Generally, the type of earthenware is homogeneous, with round-bottomed and round-foot articles being the prevalent types. The recognizable forms include cauldrons, jars, stem cups, plates, bowls and spin wheels. As for the techniques of crafting the earthenware, it could be observed that the mouths and shoulders appear to be adjusted on slowly-spinning wheels, with marks of the spinning wheel left on the inner side. The bottoms and bellies are mostly hand-made, resulting in marks left on the corresponding areas on the inner side and uneven thickness. The round feet are mostly attached after crafting on wheels. The earthenware is lightly fired with fine sand and mica pieces in the base.

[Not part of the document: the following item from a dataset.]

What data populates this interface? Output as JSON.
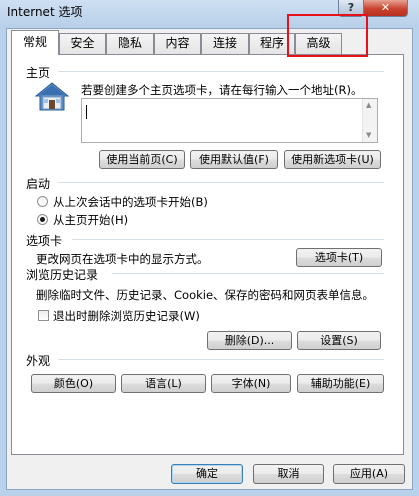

The surfaces of plain pottery appear to have been polished by wet hands. Certain clay pottery artifacts have had their surfaces polished. The techniques of decorating the earthenware surfaces include patting, pressing, stamping, pricking, engraving, embossing, polishing and hollowing-out. Among these techniques, the corded patterns obtained through patting are the most common one, though there are also woven patterns, short-line patterns and fingernail patterns obtained through pressing, dotted patterns obtained through stamping and pricking, parallel short-line patterns and zig-zag patterns obtained through engraving, and additional heap patterns and convex patterns obtained through embossing.
These patterns often do not appear alone on an artifact, but in a combination. Pressed patterns were often applied to the mouths of artifacts, with saw-tooth patterns found on the mouths of some artifacts; additional heap patterns and convex patterns were mostly applied to the bellies; fingernail patterns are often seen on the bottom; hollowed-out patterns are often found on round feet of artifacts.
These cultural features are typical to Neolithic sites in Southern Fujian, with similarities between them and the Sufengshan site and Cheng’an site in Dongshan County as well as the Lazhoushan site in Zhaoan County. This indicates the possibility that they belong to the same civilization in Southern Fujian, which could be named “Damaoshan civilization”. It shares similarities with the Tanshishan civilization found at Minhou County.
Speaking of the cultural characteristics, many similarities could be drawn between the earthenware artifacts in the Damaoshan site and those in the Suogang site on Penghu Islands. For example, they are both chiefly red or reddish-brown in color; stem cups, jars and cauldrons in type; corded, engraved and saw-tooth in pattern with a small number of articles with fingernail and additional heap patterns. In addition, the physical and chemical content of the stone adzes has been analyzed to be the same as that of the Qimeidao stone tool factory.
According to the archaeological materials available to date, there is evidence that the prehistoric humans living along the southeastern coast of Fujian Province had traveled to Taiwan with the help of the monsoon, then to islands on the Pacific Ocean and the Indian Ocean via the Philippines. Cultural and daily-life elements similar to those of people from Austronesian language family were found in the prehistoric sun pattern rock painting relics in Dongmenyu Island, Dongshan County, Damaoshan shell mound, and relevant key prehistoric sites. Hence, it can be concluded that the Damaoshan civilization is also one of the early civilizations of the Austronesian language family.